***** Extracted information

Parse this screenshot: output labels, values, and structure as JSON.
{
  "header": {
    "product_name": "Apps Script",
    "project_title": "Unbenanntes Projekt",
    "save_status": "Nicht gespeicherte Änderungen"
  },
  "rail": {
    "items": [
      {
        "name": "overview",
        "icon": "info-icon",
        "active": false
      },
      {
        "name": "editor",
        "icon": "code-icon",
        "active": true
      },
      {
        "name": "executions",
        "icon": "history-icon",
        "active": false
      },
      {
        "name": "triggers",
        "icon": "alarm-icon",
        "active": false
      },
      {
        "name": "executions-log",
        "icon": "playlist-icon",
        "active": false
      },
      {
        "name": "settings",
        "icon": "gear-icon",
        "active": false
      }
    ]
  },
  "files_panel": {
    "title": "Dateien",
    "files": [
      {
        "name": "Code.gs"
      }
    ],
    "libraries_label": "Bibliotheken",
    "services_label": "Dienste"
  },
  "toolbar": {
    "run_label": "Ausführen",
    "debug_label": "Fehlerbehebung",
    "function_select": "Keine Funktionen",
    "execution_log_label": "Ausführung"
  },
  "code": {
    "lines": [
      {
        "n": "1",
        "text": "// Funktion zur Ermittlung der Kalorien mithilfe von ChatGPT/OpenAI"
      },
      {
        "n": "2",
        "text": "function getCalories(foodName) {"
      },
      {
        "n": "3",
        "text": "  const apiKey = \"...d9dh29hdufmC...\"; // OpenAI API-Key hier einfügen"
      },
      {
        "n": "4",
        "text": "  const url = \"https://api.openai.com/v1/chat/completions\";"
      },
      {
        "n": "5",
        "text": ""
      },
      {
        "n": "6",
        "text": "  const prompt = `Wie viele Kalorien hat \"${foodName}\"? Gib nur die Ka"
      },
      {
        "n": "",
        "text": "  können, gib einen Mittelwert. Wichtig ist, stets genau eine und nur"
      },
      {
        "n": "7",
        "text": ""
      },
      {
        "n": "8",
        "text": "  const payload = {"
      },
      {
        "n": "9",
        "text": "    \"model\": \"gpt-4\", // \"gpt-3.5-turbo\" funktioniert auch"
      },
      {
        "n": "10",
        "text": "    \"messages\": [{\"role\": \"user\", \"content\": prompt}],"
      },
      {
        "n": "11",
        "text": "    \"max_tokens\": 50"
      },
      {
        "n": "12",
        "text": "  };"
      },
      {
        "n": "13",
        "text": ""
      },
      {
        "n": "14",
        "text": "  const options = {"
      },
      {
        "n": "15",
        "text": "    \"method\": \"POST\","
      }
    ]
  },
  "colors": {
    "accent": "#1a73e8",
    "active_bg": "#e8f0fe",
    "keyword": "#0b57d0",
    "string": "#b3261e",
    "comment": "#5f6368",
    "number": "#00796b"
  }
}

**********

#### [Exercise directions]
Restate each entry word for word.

#### [Solution to this exercise]
Parse this screenshot: output labels, values, and structure as JSON.
{
  "header": {
    "product_name": "Apps Script",
    "project_title": "Unbenanntes Projekt",
    "save_status": "Nicht gespeicherte Änderungen"
  },
  "rail": {
    "items": [
      {
        "name": "overview",
        "icon": "info-icon",
        "active": false
      },
      {
        "name": "editor",
        "icon": "code-icon",
        "active": true
      },
      {
        "name": "executions",
        "icon": "history-icon",
        "active": false
      },
      {
        "name": "triggers",
        "icon": "alarm-icon",
        "active": false
      },
      {
        "name": "executions-log",
        "icon": "playlist-icon",
        "active": false
      },
      {
        "name": "settings",
        "icon": "gear-icon",
        "active": false
      }
    ]
  },
  "files_panel": {
    "title": "Dateien",
    "files": [
      {
        "name": "Code.gs"
      }
    ],
    "libraries_label": "Bibliotheken",
    "services_label": "Dienste"
  },
  "toolbar": {
    "run_label": "Ausführen",
    "debug_label": "Fehlerbehebung",
    "function_select": "Keine Funktionen",
    "execution_log_label": "Ausführung"
  },
  "code": {
    "lines": [
      {
        "n": "1",
        "text": "// Funktion zur Ermittlung der Kalorien mithilfe von ChatGPT/OpenAI"
      },
      {
        "n": "2",
        "text": "function getCalories(foodName) {"
      },
      {
        "n": "3",
        "text": "  const apiKey = \"...d9dh29hdufmC...\"; // OpenAI API-Key hier einfügen"
      },
      {
        "n": "4",
        "text": "  const url = \"https://api.openai.com/v1/chat/completions\";"
      },
      {
        "n": "5",
        "text": ""
      },
      {
        "n": "6",
        "text": "  const prompt = `Wie viele Kalorien hat \"${foodName}\"? Gib nur die Ka"
      },
      {
        "n": "",
        "text": "  können, gib einen Mittelwert. Wichtig ist, stets genau eine und nur"
      },
      {
        "n": "7",
        "text": ""
      },
      {
        "n": "8",
        "text": "  const payload = {"
      },
      {
        "n": "9",
        "text": "    \"model\": \"gpt-4\", // \"gpt-3.5-turbo\" funktioniert auch"
      },
      {
        "n": "10",
        "text": "    \"messages\": [{\"role\": \"user\", \"content\": prompt}],"
      },
      {
        "n": "11",
        "text": "    \"max_tokens\": 50"
      },
      {
        "n": "12",
        "text": "  };"
      },
      {
        "n": "13",
        "text": ""
      },
      {
        "n": "14",
        "text": "  const options = {"
      },
      {
        "n": "15",
        "text": "    \"method\": \"POST\","
      }
    ]
  },
  "colors": {
    "accent": "#1a73e8",
    "active_bg": "#e8f0fe",
    "keyword": "#0b57d0",
    "string": "#b3261e",
    "comment": "#5f6368",
    "number": "#00796b"
  }
}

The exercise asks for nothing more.